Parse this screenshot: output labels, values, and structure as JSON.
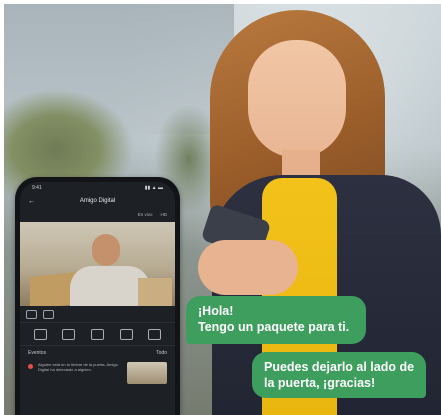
{
  "phone_app": {
    "screen_title": "Amigo Digital",
    "status_time": "9:41",
    "status_icons": "▮▮ ▲ ▬",
    "sub_header_left": "En vivo",
    "sub_header_right": "HD",
    "events_label": "Eventos",
    "events_link": "Todo",
    "event_text": "Alguien está en tu timbre de la puerta. Amigo Digital ha detectado a alguien."
  },
  "chat": {
    "courier_line1": "¡Hola!",
    "courier_line2": "Tengo un paquete para ti.",
    "reply_line1": "Puedes dejarlo al lado de",
    "reply_line2": "la puerta, ¡gracias!"
  },
  "colors": {
    "bubble": "#3e9e5e",
    "jacket": "#2c3040",
    "shirt": "#f2c21a",
    "phone_body": "#121418"
  },
  "icons": [
    "back-arrow-icon",
    "speaker-icon",
    "camera-icon",
    "microphone-icon",
    "record-icon",
    "screenshot-icon",
    "event-alert-icon"
  ]
}
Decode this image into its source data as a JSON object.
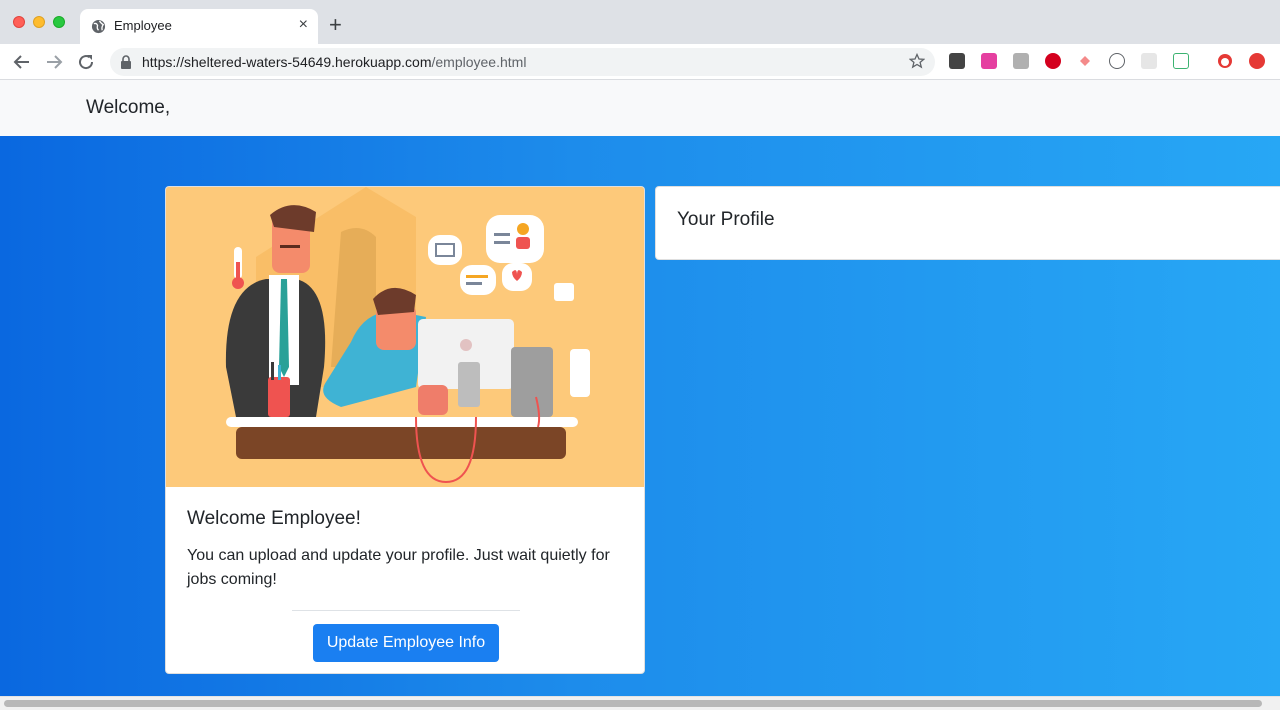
{
  "browser": {
    "tab_title": "Employee",
    "tab_close": "×",
    "new_tab": "+",
    "url_domain": "https://sheltered-waters-54649.herokuapp.com",
    "url_path": "/employee.html",
    "extension_icons": [
      "bookmark-ext-icon",
      "grammarly-icon",
      "ext-grey-icon",
      "adblock-plus-icon",
      "ext-arrow-icon",
      "ext-dots-icon",
      "ext-grid-icon",
      "ext-chart-icon",
      "profile-avatar-icon",
      "ext-red-icon"
    ]
  },
  "header": {
    "welcome": "Welcome,"
  },
  "card": {
    "title": "Welcome Employee!",
    "text": "You can upload and update your profile. Just wait quietly for jobs coming!",
    "button": "Update Employee Info"
  },
  "profile": {
    "title": "Your Profile"
  },
  "colors": {
    "accent": "#1a7ff1",
    "hero_start": "#0a68e0",
    "hero_end": "#27a7f5",
    "illustration_bg": "#fdc97a"
  }
}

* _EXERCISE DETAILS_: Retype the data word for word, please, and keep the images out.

* _EXERCISE OUTPUT_:
Parse this screenshot: output labels, values, and structure as JSON.
{
  "phone_app": {
    "screen_title": "Amigo Digital",
    "status_time": "9:41",
    "status_icons": "▮▮ ▲ ▬",
    "sub_header_left": "En vivo",
    "sub_header_right": "HD",
    "events_label": "Eventos",
    "events_link": "Todo",
    "event_text": "Alguien está en tu timbre de la puerta. Amigo Digital ha detectado a alguien."
  },
  "chat": {
    "courier_line1": "¡Hola!",
    "courier_line2": "Tengo un paquete para ti.",
    "reply_line1": "Puedes dejarlo al lado de",
    "reply_line2": "la puerta, ¡gracias!"
  },
  "colors": {
    "bubble": "#3e9e5e",
    "jacket": "#2c3040",
    "shirt": "#f2c21a",
    "phone_body": "#121418"
  },
  "icons": [
    "back-arrow-icon",
    "speaker-icon",
    "camera-icon",
    "microphone-icon",
    "record-icon",
    "screenshot-icon",
    "event-alert-icon"
  ]
}
Decode this image into its source data as a JSON object.
{
  "browser": {
    "tab_title": "Employee",
    "tab_close": "×",
    "new_tab": "+",
    "url_domain": "https://sheltered-waters-54649.herokuapp.com",
    "url_path": "/employee.html",
    "extension_icons": [
      "bookmark-ext-icon",
      "grammarly-icon",
      "ext-grey-icon",
      "adblock-plus-icon",
      "ext-arrow-icon",
      "ext-dots-icon",
      "ext-grid-icon",
      "ext-chart-icon",
      "profile-avatar-icon",
      "ext-red-icon"
    ]
  },
  "header": {
    "welcome": "Welcome,"
  },
  "card": {
    "title": "Welcome Employee!",
    "text": "You can upload and update your profile. Just wait quietly for jobs coming!",
    "button": "Update Employee Info"
  },
  "profile": {
    "title": "Your Profile"
  },
  "colors": {
    "accent": "#1a7ff1",
    "hero_start": "#0a68e0",
    "hero_end": "#27a7f5",
    "illustration_bg": "#fdc97a"
  }
}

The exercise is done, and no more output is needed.